§ **Task to carry out**
Everything in the entries except the pictures should be repeated exactly.

----------------------------------------

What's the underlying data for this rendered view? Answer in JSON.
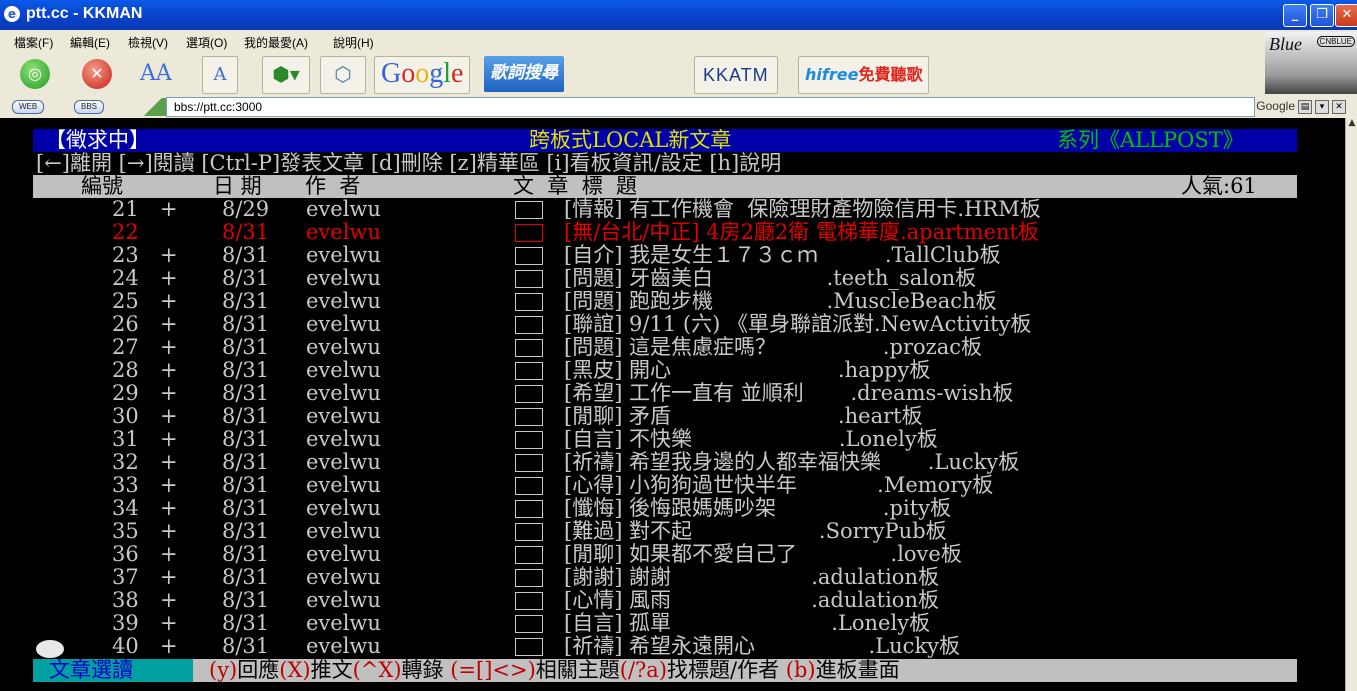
{
  "window": {
    "title": "ptt.cc - KKMAN",
    "minimize": "_",
    "restore": "❐",
    "close": "✕"
  },
  "menu": [
    "檔案(F)",
    "編輯(E)",
    "檢視(V)",
    "選項(O)",
    "我的最愛(A)",
    "說明(H)"
  ],
  "toolbar": {
    "font_big": "AA",
    "google": [
      "G",
      "o",
      "o",
      "g",
      "l",
      "e"
    ],
    "lyrics": "歌詞搜尋",
    "kkatm": "KKATM",
    "hifree": "hifree",
    "hifree_cn": "免費聽歌"
  },
  "banner": {
    "text": "Blue",
    "badge": "CNBLUE"
  },
  "address": {
    "web": "WEB",
    "bbs": "BBS",
    "url": "bbs://ptt.cc:3000",
    "google": "Google"
  },
  "terminal": {
    "header": {
      "left": "【徵求中】",
      "center": "跨板式LOCAL新文章",
      "right": "系列《ALLPOST》"
    },
    "commands": "[←]離開 [→]閱讀 [Ctrl-P]發表文章 [d]刪除 [z]精華區 [i]看板資訊/設定 [h]說明",
    "columns": {
      "num": "編號",
      "date": "日 期",
      "author": "作  者",
      "title": "文  章  標  題",
      "popularity": "人氣:61"
    },
    "articles": [
      {
        "num": "21",
        "mark": "+",
        "date": "8/29",
        "author": "evelwu",
        "title": "[情報] 有工作機會  保險理財產物險信用卡.HRM板",
        "hot": false
      },
      {
        "num": "22",
        "mark": "",
        "date": "8/31",
        "author": "evelwu",
        "title": "[無/台北/中正] 4房2廳2衛 電梯華廈.apartment板",
        "hot": true
      },
      {
        "num": "23",
        "mark": "+",
        "date": "8/31",
        "author": "evelwu",
        "title": "[自介] 我是女生１７３ｃｍ          .TallClub板",
        "hot": false
      },
      {
        "num": "24",
        "mark": "+",
        "date": "8/31",
        "author": "evelwu",
        "title": "[問題] 牙齒美白                 .teeth_salon板",
        "hot": false
      },
      {
        "num": "25",
        "mark": "+",
        "date": "8/31",
        "author": "evelwu",
        "title": "[問題] 跑跑步機                 .MuscleBeach板",
        "hot": false
      },
      {
        "num": "26",
        "mark": "+",
        "date": "8/31",
        "author": "evelwu",
        "title": "[聯誼] 9/11 (六) 《單身聯誼派對.NewActivity板",
        "hot": false
      },
      {
        "num": "27",
        "mark": "+",
        "date": "8/31",
        "author": "evelwu",
        "title": "[問題] 這是焦慮症嗎？                .prozac板",
        "hot": false
      },
      {
        "num": "28",
        "mark": "+",
        "date": "8/31",
        "author": "evelwu",
        "title": "[黑皮] 開心                         .happy板",
        "hot": false
      },
      {
        "num": "29",
        "mark": "+",
        "date": "8/31",
        "author": "evelwu",
        "title": "[希望] 工作一直有 並順利       .dreams-wish板",
        "hot": false
      },
      {
        "num": "30",
        "mark": "+",
        "date": "8/31",
        "author": "evelwu",
        "title": "[閒聊] 矛盾                         .heart板",
        "hot": false
      },
      {
        "num": "31",
        "mark": "+",
        "date": "8/31",
        "author": "evelwu",
        "title": "[自言] 不快樂                      .Lonely板",
        "hot": false
      },
      {
        "num": "32",
        "mark": "+",
        "date": "8/31",
        "author": "evelwu",
        "title": "[祈禱] 希望我身邊的人都幸福快樂       .Lucky板",
        "hot": false
      },
      {
        "num": "33",
        "mark": "+",
        "date": "8/31",
        "author": "evelwu",
        "title": "[心得] 小狗狗過世快半年            .Memory板",
        "hot": false
      },
      {
        "num": "34",
        "mark": "+",
        "date": "8/31",
        "author": "evelwu",
        "title": "[懺悔] 後悔跟媽媽吵架                .pity板",
        "hot": false
      },
      {
        "num": "35",
        "mark": "+",
        "date": "8/31",
        "author": "evelwu",
        "title": "[難過] 對不起                   .SorryPub板",
        "hot": false
      },
      {
        "num": "36",
        "mark": "+",
        "date": "8/31",
        "author": "evelwu",
        "title": "[閒聊] 如果都不愛自己了              .love板",
        "hot": false
      },
      {
        "num": "37",
        "mark": "+",
        "date": "8/31",
        "author": "evelwu",
        "title": "[謝謝] 謝謝                     .adulation板",
        "hot": false
      },
      {
        "num": "38",
        "mark": "+",
        "date": "8/31",
        "author": "evelwu",
        "title": "[心情] 風雨                     .adulation板",
        "hot": false
      },
      {
        "num": "39",
        "mark": "+",
        "date": "8/31",
        "author": "evelwu",
        "title": "[自言] 孤單                        .Lonely板",
        "hot": false
      },
      {
        "num": "40",
        "mark": "+",
        "date": "8/31",
        "author": "evelwu",
        "title": "[祈禱] 希望永遠開心                 .Lucky板",
        "hot": false
      }
    ],
    "footer": {
      "mode": "文章選讀",
      "parts": [
        {
          "t": "(y)",
          "red": true
        },
        {
          "t": "回應",
          "red": false
        },
        {
          "t": "(X)",
          "red": true
        },
        {
          "t": "推文",
          "red": false
        },
        {
          "t": "(^X)",
          "red": true
        },
        {
          "t": "轉錄 ",
          "red": false
        },
        {
          "t": "(=[]<>)",
          "red": true
        },
        {
          "t": "相關主題",
          "red": false
        },
        {
          "t": "(/?a)",
          "red": true
        },
        {
          "t": "找標題/作者 ",
          "red": false
        },
        {
          "t": "(b)",
          "red": true
        },
        {
          "t": "進板畫面",
          "red": false
        }
      ]
    }
  },
  "colors": {
    "header_bg": "#0000a8",
    "header_right": "#00c000",
    "hot": "#e00000",
    "mode_bg": "#00a0a0"
  }
}
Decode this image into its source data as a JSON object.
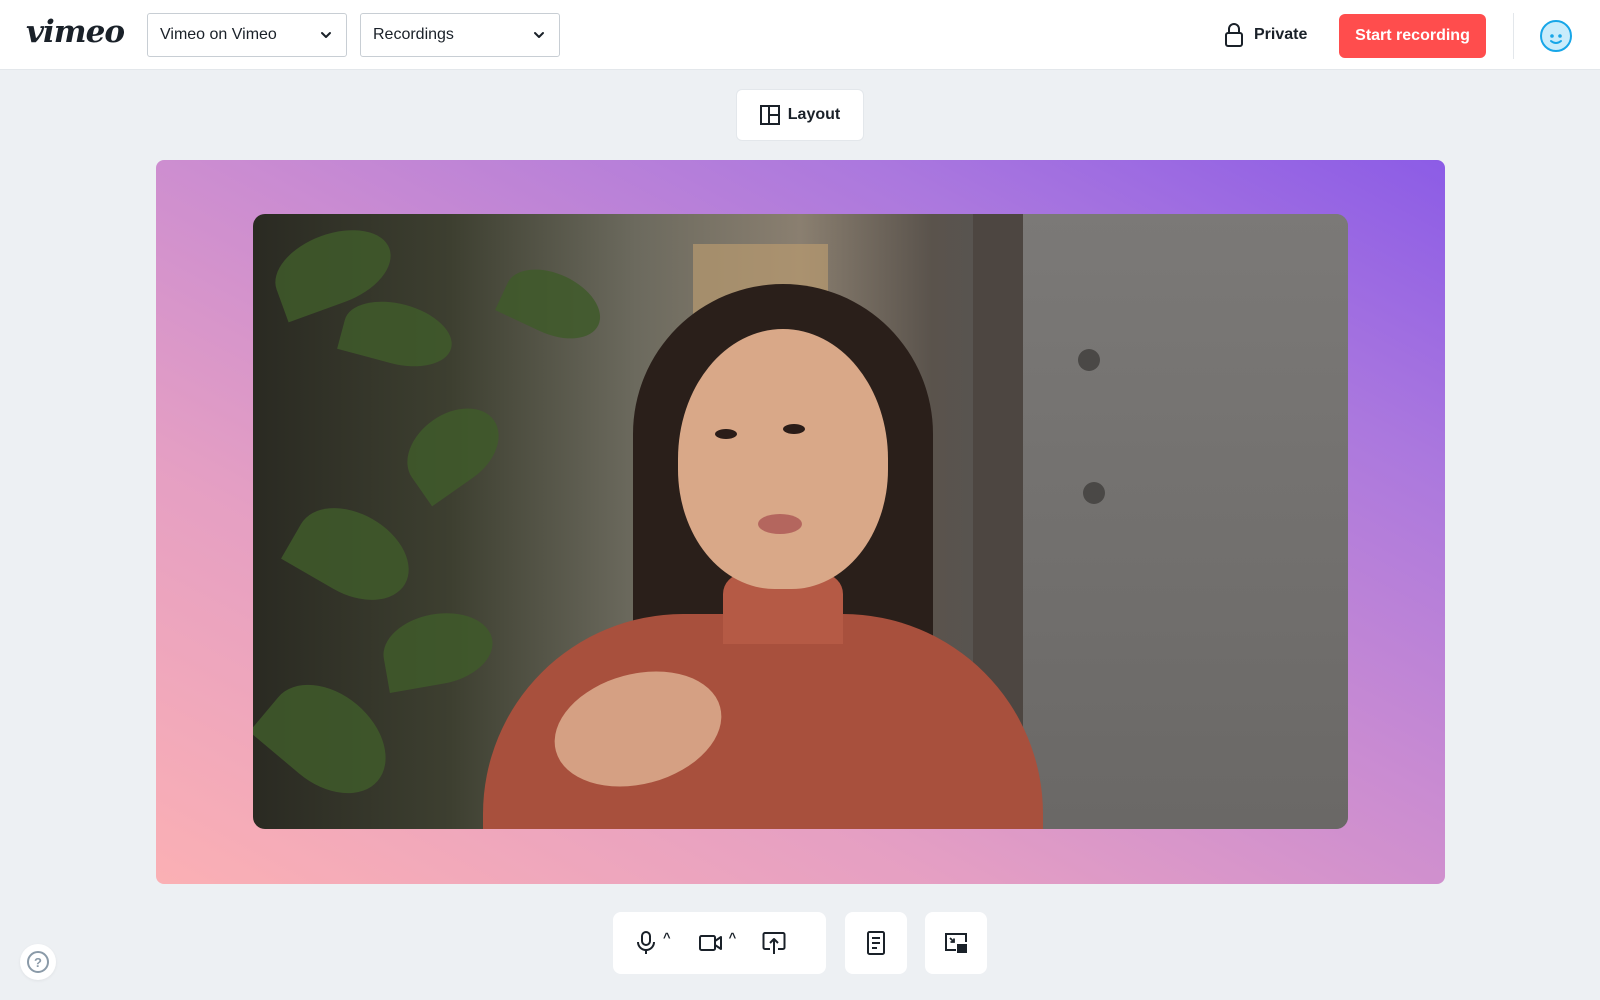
{
  "header": {
    "logo": "vimeo",
    "team_select": {
      "value": "Vimeo on Vimeo"
    },
    "folder_select": {
      "value": "Recordings"
    },
    "privacy": {
      "label": "Private",
      "icon": "lock-icon"
    },
    "start_recording_label": "Start recording",
    "avatar_icon": "smiley-avatar-icon"
  },
  "layout_button": {
    "label": "Layout",
    "icon": "layout-grid-icon"
  },
  "stage": {
    "background_gradient": {
      "from": "#fbb0b4",
      "to": "#8c5ce6"
    },
    "video_preview": "camera-feed"
  },
  "controls": {
    "microphone": {
      "icon": "microphone-icon",
      "has_options": true
    },
    "camera": {
      "icon": "video-camera-icon",
      "has_options": true
    },
    "share_screen": {
      "icon": "screen-share-icon"
    },
    "notes": {
      "icon": "notes-document-icon"
    },
    "picture_in_picture": {
      "icon": "picture-in-picture-icon"
    },
    "caret_glyph": "^"
  },
  "help": {
    "icon": "help-question-icon",
    "glyph": "?"
  },
  "colors": {
    "accent_red": "#ff4d4d",
    "page_background": "#edf0f3",
    "text": "#1a2129"
  }
}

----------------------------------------

§ **Response area**
What's the underlying data for this rendered view? Answer in JSON.
{
  "window": {
    "title": "ptt.cc - KKMAN",
    "minimize": "_",
    "restore": "❐",
    "close": "✕"
  },
  "menu": [
    "檔案(F)",
    "編輯(E)",
    "檢視(V)",
    "選項(O)",
    "我的最愛(A)",
    "說明(H)"
  ],
  "toolbar": {
    "font_big": "AA",
    "google": [
      "G",
      "o",
      "o",
      "g",
      "l",
      "e"
    ],
    "lyrics": "歌詞搜尋",
    "kkatm": "KKATM",
    "hifree": "hifree",
    "hifree_cn": "免費聽歌"
  },
  "banner": {
    "text": "Blue",
    "badge": "CNBLUE"
  },
  "address": {
    "web": "WEB",
    "bbs": "BBS",
    "url": "bbs://ptt.cc:3000",
    "google": "Google"
  },
  "terminal": {
    "header": {
      "left": "【徵求中】",
      "center": "跨板式LOCAL新文章",
      "right": "系列《ALLPOST》"
    },
    "commands": "[←]離開 [→]閱讀 [Ctrl-P]發表文章 [d]刪除 [z]精華區 [i]看板資訊/設定 [h]說明",
    "columns": {
      "num": "編號",
      "date": "日 期",
      "author": "作  者",
      "title": "文  章  標  題",
      "popularity": "人氣:61"
    },
    "articles": [
      {
        "num": "21",
        "mark": "+",
        "date": "8/29",
        "author": "evelwu",
        "title": "[情報] 有工作機會  保險理財產物險信用卡.HRM板",
        "hot": false
      },
      {
        "num": "22",
        "mark": "",
        "date": "8/31",
        "author": "evelwu",
        "title": "[無/台北/中正] 4房2廳2衛 電梯華廈.apartment板",
        "hot": true
      },
      {
        "num": "23",
        "mark": "+",
        "date": "8/31",
        "author": "evelwu",
        "title": "[自介] 我是女生１７３ｃｍ          .TallClub板",
        "hot": false
      },
      {
        "num": "24",
        "mark": "+",
        "date": "8/31",
        "author": "evelwu",
        "title": "[問題] 牙齒美白                 .teeth_salon板",
        "hot": false
      },
      {
        "num": "25",
        "mark": "+",
        "date": "8/31",
        "author": "evelwu",
        "title": "[問題] 跑跑步機                 .MuscleBeach板",
        "hot": false
      },
      {
        "num": "26",
        "mark": "+",
        "date": "8/31",
        "author": "evelwu",
        "title": "[聯誼] 9/11 (六) 《單身聯誼派對.NewActivity板",
        "hot": false
      },
      {
        "num": "27",
        "mark": "+",
        "date": "8/31",
        "author": "evelwu",
        "title": "[問題] 這是焦慮症嗎？                .prozac板",
        "hot": false
      },
      {
        "num": "28",
        "mark": "+",
        "date": "8/31",
        "author": "evelwu",
        "title": "[黑皮] 開心                         .happy板",
        "hot": false
      },
      {
        "num": "29",
        "mark": "+",
        "date": "8/31",
        "author": "evelwu",
        "title": "[希望] 工作一直有 並順利       .dreams-wish板",
        "hot": false
      },
      {
        "num": "30",
        "mark": "+",
        "date": "8/31",
        "author": "evelwu",
        "title": "[閒聊] 矛盾                         .heart板",
        "hot": false
      },
      {
        "num": "31",
        "mark": "+",
        "date": "8/31",
        "author": "evelwu",
        "title": "[自言] 不快樂                      .Lonely板",
        "hot": false
      },
      {
        "num": "32",
        "mark": "+",
        "date": "8/31",
        "author": "evelwu",
        "title": "[祈禱] 希望我身邊的人都幸福快樂       .Lucky板",
        "hot": false
      },
      {
        "num": "33",
        "mark": "+",
        "date": "8/31",
        "author": "evelwu",
        "title": "[心得] 小狗狗過世快半年            .Memory板",
        "hot": false
      },
      {
        "num": "34",
        "mark": "+",
        "date": "8/31",
        "author": "evelwu",
        "title": "[懺悔] 後悔跟媽媽吵架                .pity板",
        "hot": false
      },
      {
        "num": "35",
        "mark": "+",
        "date": "8/31",
        "author": "evelwu",
        "title": "[難過] 對不起                   .SorryPub板",
        "hot": false
      },
      {
        "num": "36",
        "mark": "+",
        "date": "8/31",
        "author": "evelwu",
        "title": "[閒聊] 如果都不愛自己了              .love板",
        "hot": false
      },
      {
        "num": "37",
        "mark": "+",
        "date": "8/31",
        "author": "evelwu",
        "title": "[謝謝] 謝謝                     .adulation板",
        "hot": false
      },
      {
        "num": "38",
        "mark": "+",
        "date": "8/31",
        "author": "evelwu",
        "title": "[心情] 風雨                     .adulation板",
        "hot": false
      },
      {
        "num": "39",
        "mark": "+",
        "date": "8/31",
        "author": "evelwu",
        "title": "[自言] 孤單                        .Lonely板",
        "hot": false
      },
      {
        "num": "40",
        "mark": "+",
        "date": "8/31",
        "author": "evelwu",
        "title": "[祈禱] 希望永遠開心                 .Lucky板",
        "hot": false
      }
    ],
    "footer": {
      "mode": "文章選讀",
      "parts": [
        {
          "t": "(y)",
          "red": true
        },
        {
          "t": "回應",
          "red": false
        },
        {
          "t": "(X)",
          "red": true
        },
        {
          "t": "推文",
          "red": false
        },
        {
          "t": "(^X)",
          "red": true
        },
        {
          "t": "轉錄 ",
          "red": false
        },
        {
          "t": "(=[]<>)",
          "red": true
        },
        {
          "t": "相關主題",
          "red": false
        },
        {
          "t": "(/?a)",
          "red": true
        },
        {
          "t": "找標題/作者 ",
          "red": false
        },
        {
          "t": "(b)",
          "red": true
        },
        {
          "t": "進板畫面",
          "red": false
        }
      ]
    }
  },
  "colors": {
    "header_bg": "#0000a8",
    "header_right": "#00c000",
    "hot": "#e00000",
    "mode_bg": "#00a0a0"
  }
}
Decode this image into its source data as a JSON object.
{
  "header": {
    "logo": "vimeo",
    "team_select": {
      "value": "Vimeo on Vimeo"
    },
    "folder_select": {
      "value": "Recordings"
    },
    "privacy": {
      "label": "Private",
      "icon": "lock-icon"
    },
    "start_recording_label": "Start recording",
    "avatar_icon": "smiley-avatar-icon"
  },
  "layout_button": {
    "label": "Layout",
    "icon": "layout-grid-icon"
  },
  "stage": {
    "background_gradient": {
      "from": "#fbb0b4",
      "to": "#8c5ce6"
    },
    "video_preview": "camera-feed"
  },
  "controls": {
    "microphone": {
      "icon": "microphone-icon",
      "has_options": true
    },
    "camera": {
      "icon": "video-camera-icon",
      "has_options": true
    },
    "share_screen": {
      "icon": "screen-share-icon"
    },
    "notes": {
      "icon": "notes-document-icon"
    },
    "picture_in_picture": {
      "icon": "picture-in-picture-icon"
    },
    "caret_glyph": "^"
  },
  "help": {
    "icon": "help-question-icon",
    "glyph": "?"
  },
  "colors": {
    "accent_red": "#ff4d4d",
    "page_background": "#edf0f3",
    "text": "#1a2129"
  }
}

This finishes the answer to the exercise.